**WHAT IS REQUIRED**: Go through the records and report each line holding the string "with".
[DATA UNDER STUDY Boundary: Start]
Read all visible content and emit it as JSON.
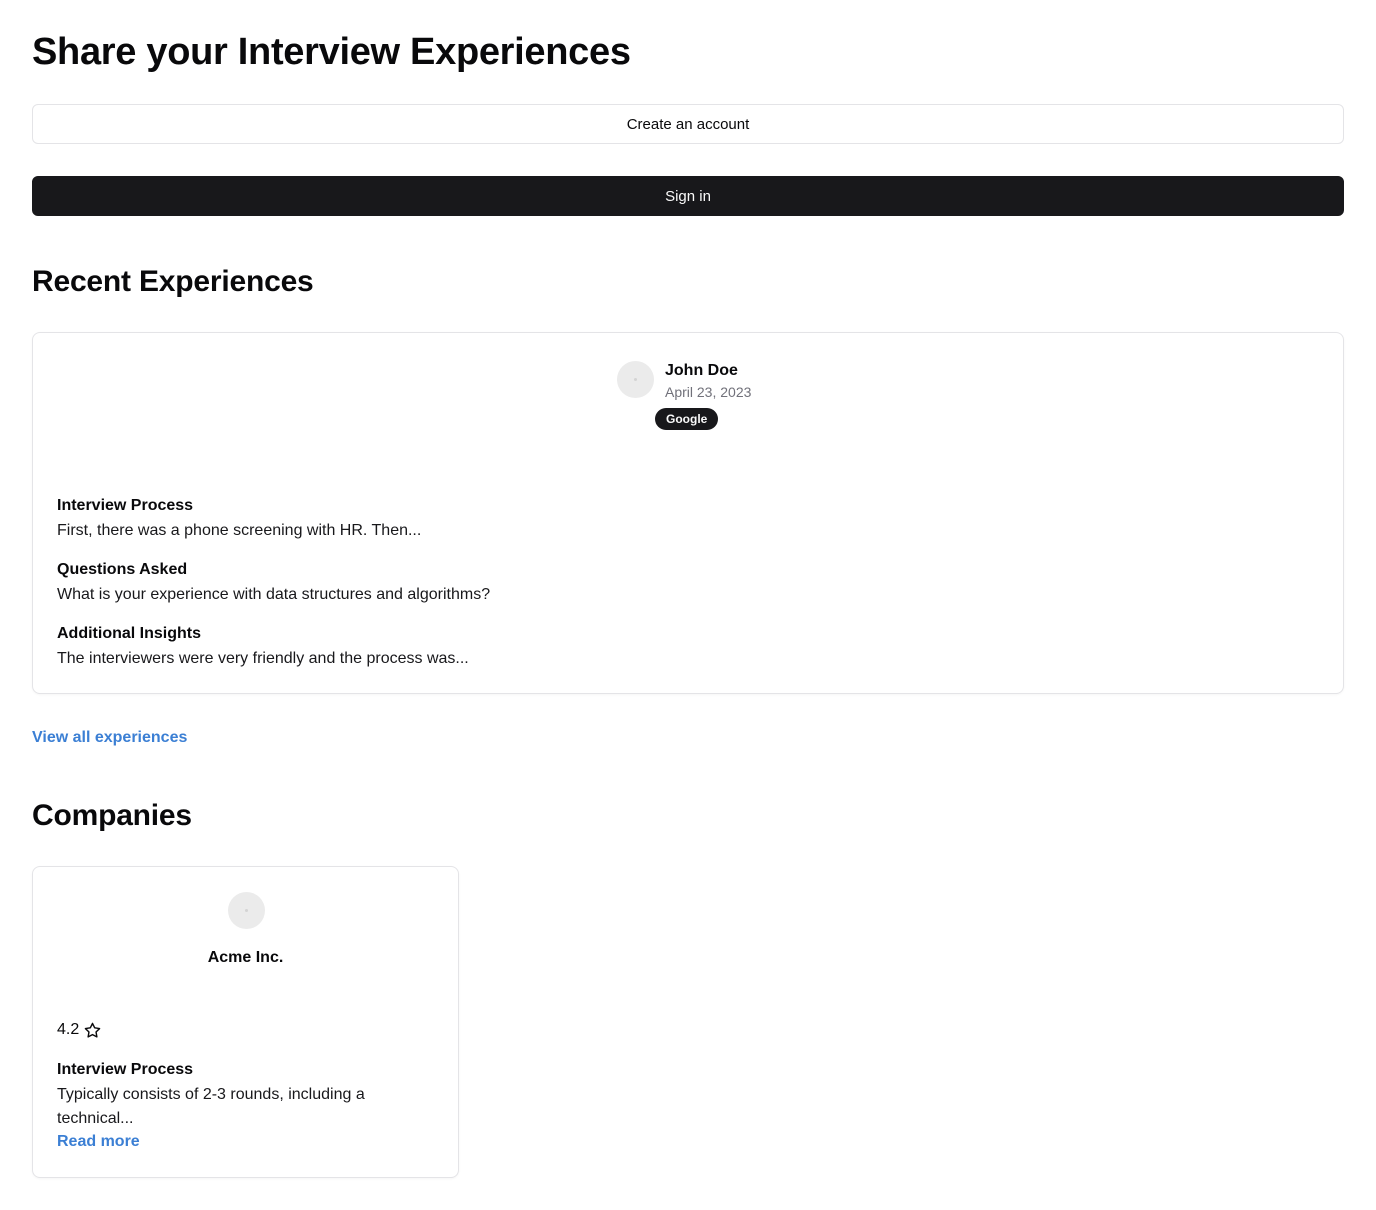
{
  "header": {
    "title": "Share your Interview Experiences"
  },
  "auth": {
    "create_account_label": "Create an account",
    "sign_in_label": "Sign in"
  },
  "recent": {
    "section_title": "Recent Experiences",
    "experiences": [
      {
        "author": "John Doe",
        "date": "April 23, 2023",
        "company_badge": "Google",
        "fields": [
          {
            "label": "Interview Process",
            "value": "First, there was a phone screening with HR. Then..."
          },
          {
            "label": "Questions Asked",
            "value": "What is your experience with data structures and algorithms?"
          },
          {
            "label": "Additional Insights",
            "value": "The interviewers were very friendly and the process was..."
          }
        ]
      }
    ],
    "view_all_label": "View all experiences"
  },
  "companies": {
    "section_title": "Companies",
    "items": [
      {
        "name": "Acme Inc.",
        "rating": "4.2",
        "rating_icon": "star-icon",
        "field_label": "Interview Process",
        "field_value": "Typically consists of 2-3 rounds, including a technical...",
        "read_more_label": "Read more"
      }
    ]
  },
  "colors": {
    "primary_button": "#18181b",
    "link": "#3b7fd4",
    "border": "#e4e4e7",
    "muted_text": "#71717a"
  }
}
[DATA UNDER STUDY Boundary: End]
**REPLY**:
            "value": "First, there was a phone screening with HR. Then..."
            "value": "What is your experience with data structures and algorithms?"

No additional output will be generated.